DATA SUPPLIED below:

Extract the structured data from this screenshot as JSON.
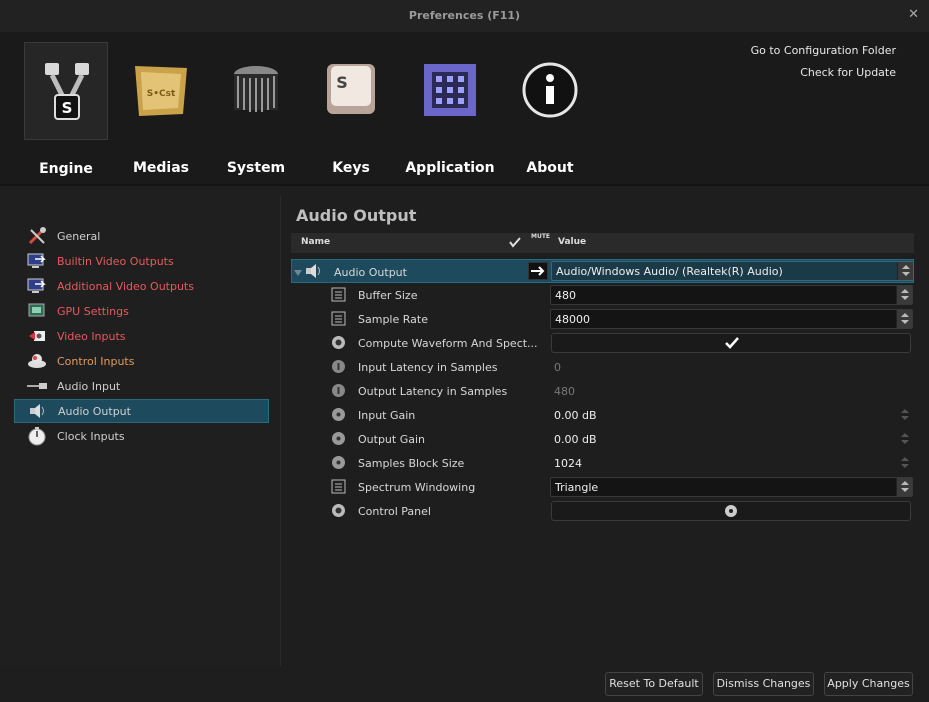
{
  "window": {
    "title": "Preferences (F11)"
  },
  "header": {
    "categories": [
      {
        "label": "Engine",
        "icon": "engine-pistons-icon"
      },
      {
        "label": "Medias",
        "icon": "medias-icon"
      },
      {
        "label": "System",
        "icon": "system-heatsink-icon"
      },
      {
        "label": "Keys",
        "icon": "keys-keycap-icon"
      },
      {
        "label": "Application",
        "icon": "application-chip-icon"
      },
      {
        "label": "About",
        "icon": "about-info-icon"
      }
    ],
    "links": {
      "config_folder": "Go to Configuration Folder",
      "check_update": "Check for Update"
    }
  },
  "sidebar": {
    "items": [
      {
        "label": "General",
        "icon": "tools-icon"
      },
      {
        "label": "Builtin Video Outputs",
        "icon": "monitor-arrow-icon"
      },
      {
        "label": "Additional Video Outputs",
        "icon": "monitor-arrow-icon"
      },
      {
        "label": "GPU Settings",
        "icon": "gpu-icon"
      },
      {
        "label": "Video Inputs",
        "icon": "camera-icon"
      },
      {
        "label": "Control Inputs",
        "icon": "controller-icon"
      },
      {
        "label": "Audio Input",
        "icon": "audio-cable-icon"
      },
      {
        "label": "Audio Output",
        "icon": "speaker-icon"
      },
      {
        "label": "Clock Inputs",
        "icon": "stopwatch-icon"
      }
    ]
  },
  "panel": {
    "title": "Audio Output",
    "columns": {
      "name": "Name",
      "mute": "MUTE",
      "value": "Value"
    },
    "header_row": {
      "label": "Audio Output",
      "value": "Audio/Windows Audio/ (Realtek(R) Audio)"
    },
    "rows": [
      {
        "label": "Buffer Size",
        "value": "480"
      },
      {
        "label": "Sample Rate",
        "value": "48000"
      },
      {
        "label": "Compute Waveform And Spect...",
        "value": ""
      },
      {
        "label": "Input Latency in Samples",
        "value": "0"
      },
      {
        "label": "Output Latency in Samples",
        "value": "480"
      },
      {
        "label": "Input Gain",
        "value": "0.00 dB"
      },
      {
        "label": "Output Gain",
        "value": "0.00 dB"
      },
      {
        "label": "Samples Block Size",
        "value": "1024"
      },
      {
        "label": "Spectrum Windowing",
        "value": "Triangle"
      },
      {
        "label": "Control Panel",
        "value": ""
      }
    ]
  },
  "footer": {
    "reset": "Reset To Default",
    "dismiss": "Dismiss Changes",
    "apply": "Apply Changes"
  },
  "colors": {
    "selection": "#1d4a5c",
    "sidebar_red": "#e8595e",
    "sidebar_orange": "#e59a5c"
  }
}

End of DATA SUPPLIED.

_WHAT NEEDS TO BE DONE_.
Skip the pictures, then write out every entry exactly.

_REPLY TO THE TASK_.
Extract the structured data from this screenshot as JSON.
{
  "window": {
    "title": "Preferences (F11)"
  },
  "header": {
    "categories": [
      {
        "label": "Engine",
        "icon": "engine-pistons-icon"
      },
      {
        "label": "Medias",
        "icon": "medias-icon"
      },
      {
        "label": "System",
        "icon": "system-heatsink-icon"
      },
      {
        "label": "Keys",
        "icon": "keys-keycap-icon"
      },
      {
        "label": "Application",
        "icon": "application-chip-icon"
      },
      {
        "label": "About",
        "icon": "about-info-icon"
      }
    ],
    "links": {
      "config_folder": "Go to Configuration Folder",
      "check_update": "Check for Update"
    }
  },
  "sidebar": {
    "items": [
      {
        "label": "General",
        "icon": "tools-icon"
      },
      {
        "label": "Builtin Video Outputs",
        "icon": "monitor-arrow-icon"
      },
      {
        "label": "Additional Video Outputs",
        "icon": "monitor-arrow-icon"
      },
      {
        "label": "GPU Settings",
        "icon": "gpu-icon"
      },
      {
        "label": "Video Inputs",
        "icon": "camera-icon"
      },
      {
        "label": "Control Inputs",
        "icon": "controller-icon"
      },
      {
        "label": "Audio Input",
        "icon": "audio-cable-icon"
      },
      {
        "label": "Audio Output",
        "icon": "speaker-icon"
      },
      {
        "label": "Clock Inputs",
        "icon": "stopwatch-icon"
      }
    ]
  },
  "panel": {
    "title": "Audio Output",
    "columns": {
      "name": "Name",
      "mute": "MUTE",
      "value": "Value"
    },
    "header_row": {
      "label": "Audio Output",
      "value": "Audio/Windows Audio/ (Realtek(R) Audio)"
    },
    "rows": [
      {
        "label": "Buffer Size",
        "value": "480"
      },
      {
        "label": "Sample Rate",
        "value": "48000"
      },
      {
        "label": "Compute Waveform And Spect...",
        "value": ""
      },
      {
        "label": "Input Latency in Samples",
        "value": "0"
      },
      {
        "label": "Output Latency in Samples",
        "value": "480"
      },
      {
        "label": "Input Gain",
        "value": "0.00 dB"
      },
      {
        "label": "Output Gain",
        "value": "0.00 dB"
      },
      {
        "label": "Samples Block Size",
        "value": "1024"
      },
      {
        "label": "Spectrum Windowing",
        "value": "Triangle"
      },
      {
        "label": "Control Panel",
        "value": ""
      }
    ]
  },
  "footer": {
    "reset": "Reset To Default",
    "dismiss": "Dismiss Changes",
    "apply": "Apply Changes"
  },
  "colors": {
    "selection": "#1d4a5c",
    "sidebar_red": "#e8595e",
    "sidebar_orange": "#e59a5c"
  }
}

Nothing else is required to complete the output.